Dataset rows for apps and sites
# # #

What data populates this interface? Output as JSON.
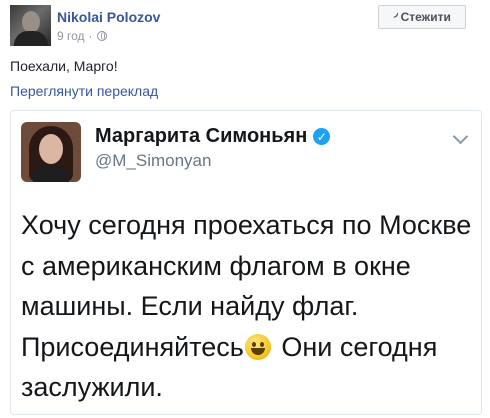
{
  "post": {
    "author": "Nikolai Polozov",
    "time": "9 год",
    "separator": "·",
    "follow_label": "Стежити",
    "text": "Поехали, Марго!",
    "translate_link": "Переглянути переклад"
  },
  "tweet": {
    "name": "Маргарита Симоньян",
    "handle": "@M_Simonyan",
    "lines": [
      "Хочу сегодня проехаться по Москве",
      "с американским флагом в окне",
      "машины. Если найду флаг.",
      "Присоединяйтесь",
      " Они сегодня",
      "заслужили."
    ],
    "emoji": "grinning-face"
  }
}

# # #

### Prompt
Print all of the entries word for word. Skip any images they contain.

### The completed task
What data populates this interface? Output as JSON.
{
  "post": {
    "author": "Nikolai Polozov",
    "time": "9 год",
    "separator": "·",
    "follow_label": "Стежити",
    "text": "Поехали, Марго!",
    "translate_link": "Переглянути переклад"
  },
  "tweet": {
    "name": "Маргарита Симоньян",
    "handle": "@M_Simonyan",
    "lines": [
      "Хочу сегодня проехаться по Москве",
      "с американским флагом в окне",
      "машины. Если найду флаг.",
      "Присоединяйтесь",
      " Они сегодня",
      "заслужили."
    ],
    "emoji": "grinning-face"
  }
}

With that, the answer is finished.